For now, the work published in Science Advances is just a proof of concept. But the scientists behind the study want to work on a whole fleet of electronic greens.
Researchers in Sweden created these powered flowers by flooding the roses' systems with a synthetic polymer called PEDOT-S. The flowers were able to take the polymer in through their stems as if it was nutrient-bearing water.
Once inside the flower's xylem, the PEDOT-S assembled into conductive wires up to 10 centimeters long.

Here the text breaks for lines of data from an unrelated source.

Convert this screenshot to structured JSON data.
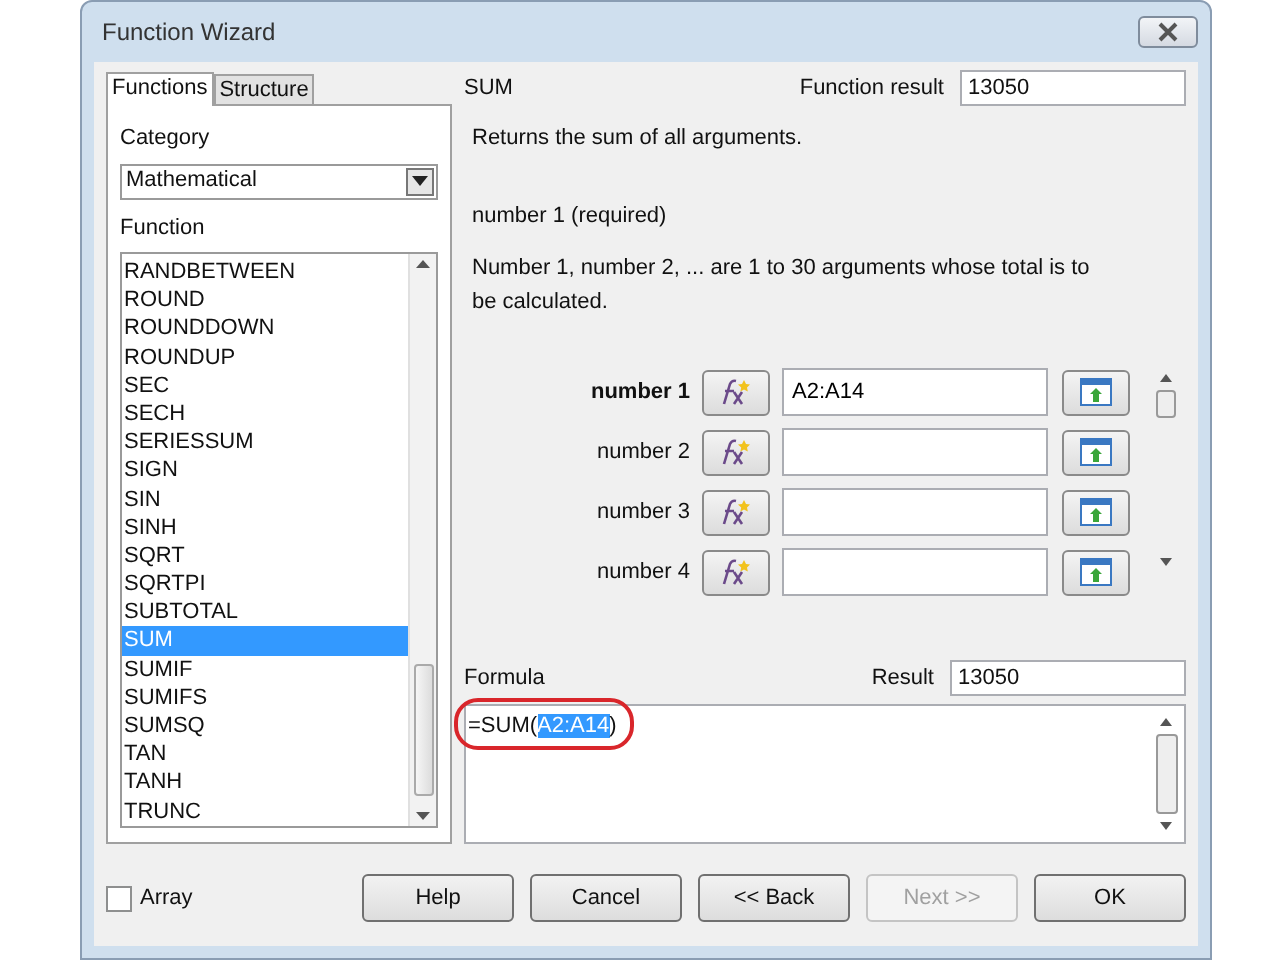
{
  "window": {
    "title": "Function Wizard"
  },
  "tabs": [
    {
      "label": "Functions",
      "selected": true
    },
    {
      "label": "Structure",
      "selected": false
    }
  ],
  "category": {
    "label": "Category",
    "value": "Mathematical"
  },
  "function_list": {
    "label": "Function",
    "items": [
      {
        "label": "RANDBETWEEN",
        "selected": false
      },
      {
        "label": "ROUND",
        "selected": false
      },
      {
        "label": "ROUNDDOWN",
        "selected": false
      },
      {
        "label": "ROUNDUP",
        "selected": false
      },
      {
        "label": "SEC",
        "selected": false
      },
      {
        "label": "SECH",
        "selected": false
      },
      {
        "label": "SERIESSUM",
        "selected": false
      },
      {
        "label": "SIGN",
        "selected": false
      },
      {
        "label": "SIN",
        "selected": false
      },
      {
        "label": "SINH",
        "selected": false
      },
      {
        "label": "SQRT",
        "selected": false
      },
      {
        "label": "SQRTPI",
        "selected": false
      },
      {
        "label": "SUBTOTAL",
        "selected": false
      },
      {
        "label": "SUM",
        "selected": true
      },
      {
        "label": "SUMIF",
        "selected": false
      },
      {
        "label": "SUMIFS",
        "selected": false
      },
      {
        "label": "SUMSQ",
        "selected": false
      },
      {
        "label": "TAN",
        "selected": false
      },
      {
        "label": "TANH",
        "selected": false
      },
      {
        "label": "TRUNC",
        "selected": false
      }
    ]
  },
  "function_name": "SUM",
  "function_result": {
    "label": "Function result",
    "value": "13050"
  },
  "description": "Returns the sum of all arguments.",
  "argument_title": "number 1 (required)",
  "argument_description": "Number 1, number 2, ... are 1 to 30 arguments whose total is to be calculated.",
  "arguments": [
    {
      "label": "number 1",
      "value": "A2:A14",
      "selected": true
    },
    {
      "label": "number 2",
      "selected": false
    },
    {
      "label": "number 3",
      "selected": false
    },
    {
      "label": "number 4",
      "selected": false
    }
  ],
  "formula": {
    "label": "Formula",
    "circled": true,
    "segments": [
      {
        "text": "=SUM(",
        "selected": false
      },
      {
        "text": "A2:A14",
        "selected": true
      },
      {
        "text": ")",
        "selected": false
      }
    ]
  },
  "result": {
    "label": "Result",
    "value": "13050"
  },
  "array": {
    "label": "Array",
    "checked": false
  },
  "buttons": [
    {
      "label": "Help",
      "disabled": false
    },
    {
      "label": "Cancel",
      "disabled": false
    },
    {
      "label": "<< Back",
      "disabled": false
    },
    {
      "label": "Next >>",
      "disabled": true
    },
    {
      "label": "OK",
      "disabled": false
    }
  ]
}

Then the researchers could harness the plant's own electrolytes — nutrient minerals that carry an electric charge — to create working circuits. In the future, the study authors said, this method could be used to create circuitry for everything from monitoring plants to making changes that would otherwise require genetic engineering. If we could show that the circuits didn't make their way into harvested portions of edible plants, we could even create food that used electronics and genetically modified components to make resilient, bountiful food crops.
"Now we can really start talking about 'power plants' — we can place sensors in plants and use the energy formed in the chlorophyll, produce green antennas, or produce new materials. Everything occurs naturally, and we use the plants' own very advanced, unique systems," lead researcher Magnus Berggren of Linkoping Unversity said in a statement.
But other scientists were a little skeptical of any useful applications for the research.
Furthermore, most of the experiments with stems were done using plant cuttings, so it's not clear how long the bionic flowers would be able to bloom with their electronic components in tow. But in another experiment, the researchers used a different technique to squeeze some PEDOT-S into the leaves of whole roses. They used the polymer to form living pixels, allowing them to subtly change the color of the leaves at will.
Those leaves, at least, have yet to wilt — so there may be hope for green cyborgs yet.